“I saw that there were also people in my neighborhood who shared the same vision. They wanted to change our community to make our environment safer. They knew it was going to be hard, but would not mind the time it took to make a huge impact. I felt the same way too, by simply seeing them act like this, it has motivated me to become the person I am today. As well with having a positive mindset of where I live. This place that I proudly call my home has “little jewels” if you look explore more open minded. To the delicious ‘around the corner’ taco shops, then the joy of being out there with a soccer ball and company. Don’t even get me started on how lucky our weather is here. If all San Diegans shared the same vision of building a safer and cleaner community, then maybe we can impact where we live. Picking up trash that we see or give greetings and thanks. The little actions in life is what makes it so great. Love is in the details and we are the details of San Diego because that is what makes it so lovely. Us.“

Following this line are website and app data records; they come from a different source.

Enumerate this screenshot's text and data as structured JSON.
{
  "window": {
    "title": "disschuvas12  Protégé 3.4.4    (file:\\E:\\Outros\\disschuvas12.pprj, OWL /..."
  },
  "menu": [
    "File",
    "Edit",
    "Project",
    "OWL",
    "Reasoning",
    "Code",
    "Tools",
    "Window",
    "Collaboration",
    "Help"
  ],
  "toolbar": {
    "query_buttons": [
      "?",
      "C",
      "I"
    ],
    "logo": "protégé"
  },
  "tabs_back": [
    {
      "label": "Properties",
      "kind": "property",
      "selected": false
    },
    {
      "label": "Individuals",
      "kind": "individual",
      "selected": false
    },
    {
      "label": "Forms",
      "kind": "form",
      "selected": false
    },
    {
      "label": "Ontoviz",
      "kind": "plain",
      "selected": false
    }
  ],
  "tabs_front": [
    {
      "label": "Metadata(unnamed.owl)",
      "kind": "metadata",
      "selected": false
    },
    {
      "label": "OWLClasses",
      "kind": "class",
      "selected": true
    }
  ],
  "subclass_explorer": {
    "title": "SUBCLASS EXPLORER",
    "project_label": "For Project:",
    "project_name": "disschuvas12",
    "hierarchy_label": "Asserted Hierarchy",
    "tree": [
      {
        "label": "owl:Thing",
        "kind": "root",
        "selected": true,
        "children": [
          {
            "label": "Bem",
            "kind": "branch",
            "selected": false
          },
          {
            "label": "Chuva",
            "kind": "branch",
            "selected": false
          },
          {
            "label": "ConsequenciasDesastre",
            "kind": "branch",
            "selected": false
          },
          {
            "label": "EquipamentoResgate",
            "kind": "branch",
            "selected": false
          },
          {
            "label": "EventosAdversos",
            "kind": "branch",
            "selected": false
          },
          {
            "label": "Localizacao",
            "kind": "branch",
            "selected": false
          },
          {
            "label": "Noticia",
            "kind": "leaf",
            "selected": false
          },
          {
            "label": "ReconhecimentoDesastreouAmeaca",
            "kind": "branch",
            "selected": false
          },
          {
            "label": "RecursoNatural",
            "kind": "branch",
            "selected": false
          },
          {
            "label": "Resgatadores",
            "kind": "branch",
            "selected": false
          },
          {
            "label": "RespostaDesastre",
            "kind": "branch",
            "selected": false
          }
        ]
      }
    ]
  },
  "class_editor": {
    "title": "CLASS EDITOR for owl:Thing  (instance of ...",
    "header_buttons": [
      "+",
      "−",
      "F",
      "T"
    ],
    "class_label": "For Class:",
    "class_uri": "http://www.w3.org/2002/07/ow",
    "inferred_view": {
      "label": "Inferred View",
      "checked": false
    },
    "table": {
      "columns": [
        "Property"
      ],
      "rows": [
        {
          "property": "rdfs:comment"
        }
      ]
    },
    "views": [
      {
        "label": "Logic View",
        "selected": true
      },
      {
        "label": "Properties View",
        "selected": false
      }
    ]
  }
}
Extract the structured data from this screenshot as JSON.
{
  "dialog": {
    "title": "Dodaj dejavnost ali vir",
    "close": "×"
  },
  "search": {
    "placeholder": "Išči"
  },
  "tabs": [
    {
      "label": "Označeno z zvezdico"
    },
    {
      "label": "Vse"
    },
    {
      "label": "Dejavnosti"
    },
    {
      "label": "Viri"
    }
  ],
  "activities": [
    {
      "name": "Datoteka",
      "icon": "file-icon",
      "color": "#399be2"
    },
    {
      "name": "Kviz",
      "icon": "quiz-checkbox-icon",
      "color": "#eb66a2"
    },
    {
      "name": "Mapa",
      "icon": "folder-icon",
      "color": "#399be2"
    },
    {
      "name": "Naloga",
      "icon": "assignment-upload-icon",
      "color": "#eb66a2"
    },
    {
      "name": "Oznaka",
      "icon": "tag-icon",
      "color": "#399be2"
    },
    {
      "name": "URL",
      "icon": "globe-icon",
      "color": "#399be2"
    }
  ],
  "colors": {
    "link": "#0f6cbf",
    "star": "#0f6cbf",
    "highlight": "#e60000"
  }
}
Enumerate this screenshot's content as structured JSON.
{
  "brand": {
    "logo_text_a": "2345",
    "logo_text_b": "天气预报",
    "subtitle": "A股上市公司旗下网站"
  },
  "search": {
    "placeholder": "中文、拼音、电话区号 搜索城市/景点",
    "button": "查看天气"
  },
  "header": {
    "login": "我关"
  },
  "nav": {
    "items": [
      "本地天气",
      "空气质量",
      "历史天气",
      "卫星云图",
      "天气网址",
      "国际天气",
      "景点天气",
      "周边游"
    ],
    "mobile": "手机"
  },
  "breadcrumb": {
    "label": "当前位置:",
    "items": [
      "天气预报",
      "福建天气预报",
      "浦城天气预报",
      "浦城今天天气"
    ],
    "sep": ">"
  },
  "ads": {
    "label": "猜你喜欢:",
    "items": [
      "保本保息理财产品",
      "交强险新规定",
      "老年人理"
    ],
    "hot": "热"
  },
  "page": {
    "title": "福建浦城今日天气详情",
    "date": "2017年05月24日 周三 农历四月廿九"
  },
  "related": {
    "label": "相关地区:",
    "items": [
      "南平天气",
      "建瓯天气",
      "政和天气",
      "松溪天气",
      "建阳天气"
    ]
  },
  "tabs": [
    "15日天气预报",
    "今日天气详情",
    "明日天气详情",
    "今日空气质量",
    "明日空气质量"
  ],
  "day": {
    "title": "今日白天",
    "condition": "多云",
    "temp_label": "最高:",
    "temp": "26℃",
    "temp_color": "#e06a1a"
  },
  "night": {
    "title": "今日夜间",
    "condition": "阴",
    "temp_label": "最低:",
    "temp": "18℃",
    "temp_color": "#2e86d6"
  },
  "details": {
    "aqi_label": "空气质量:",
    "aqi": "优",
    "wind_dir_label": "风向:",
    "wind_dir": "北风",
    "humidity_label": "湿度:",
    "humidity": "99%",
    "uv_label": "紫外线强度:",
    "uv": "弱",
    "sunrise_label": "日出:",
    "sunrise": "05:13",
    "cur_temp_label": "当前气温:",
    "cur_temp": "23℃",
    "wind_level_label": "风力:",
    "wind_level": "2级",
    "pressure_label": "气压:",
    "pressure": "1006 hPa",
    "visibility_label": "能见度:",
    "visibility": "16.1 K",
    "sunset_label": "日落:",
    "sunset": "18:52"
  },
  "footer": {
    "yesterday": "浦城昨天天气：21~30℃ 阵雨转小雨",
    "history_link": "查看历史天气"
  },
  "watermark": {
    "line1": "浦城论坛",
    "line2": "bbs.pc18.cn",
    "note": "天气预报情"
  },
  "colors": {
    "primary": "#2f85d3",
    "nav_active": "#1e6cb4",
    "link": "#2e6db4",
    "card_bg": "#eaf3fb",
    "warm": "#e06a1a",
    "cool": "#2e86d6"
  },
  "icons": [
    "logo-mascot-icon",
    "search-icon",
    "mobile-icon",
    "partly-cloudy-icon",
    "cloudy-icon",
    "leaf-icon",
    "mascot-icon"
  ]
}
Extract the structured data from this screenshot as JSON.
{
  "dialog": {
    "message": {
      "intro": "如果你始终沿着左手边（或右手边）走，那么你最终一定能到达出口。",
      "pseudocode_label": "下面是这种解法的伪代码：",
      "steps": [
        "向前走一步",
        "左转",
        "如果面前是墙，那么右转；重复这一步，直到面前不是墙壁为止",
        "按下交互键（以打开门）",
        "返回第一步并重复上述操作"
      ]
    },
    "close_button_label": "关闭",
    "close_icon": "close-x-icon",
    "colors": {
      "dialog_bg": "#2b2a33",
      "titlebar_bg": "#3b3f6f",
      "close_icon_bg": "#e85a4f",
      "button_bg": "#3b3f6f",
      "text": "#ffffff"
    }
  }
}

– Jimmy Phimmasone
Panel featuring Rikayah Dorian Salmond
“When I close my eyes and think of the Logan Heights community, I see hope. Hope that the community can be uplifted from the stereotype that Logan Heights is a bad place to live, or is looked down upon because of it’s history. I feel hope radiate from the people, that they care about where they live and that they want a change. That gentrification stops pushing people out of their homes, that money can be generated back into the community. That local schools can get more funding. I hear the sounds of hope among the youth, that they want to make a change. I hear music playing, carrying the tunes of change. Ultimately, I know that as long as we focus in the community as a whole to determine how to progress, nothing will stand in our way to becoming a better community.“
– Rikayah Dorian Salmond
Panel featuring Nikayla Jackson
“Growing Up in City Heights and Paradise Hills, I never thought about changing where I lived. However at the beginning of Middle School at De Portola and later attending Serra High,I saw prettier things; Movie type stuff, the grass was greener, the people seemed happier, no one was scared to walk outside. It’s pretty scary for me to hang out with friends by my house, but if we’re somewhere near Tierrasanta I feel safer. So I guess what I would like to change about my neighborhood is the image we have. We have names for certain parts called “4 corners of death.” Now I don’t live near these places, but the people I spend most of my time with believe that the “ghetto is the ghetto.” It maps out an ignorant, ugly, embarrassing drawing of myself and I hate it. People are at school fear me number ONE because I’m black and number TWO because I ride the bus to City Heights. THE HOOD. They think I’m poor, but I’m the TOTAL opposite. So I’m not to sure what’s I’d change, maybe the name, the image, the fear.“
– Nikayla Jackson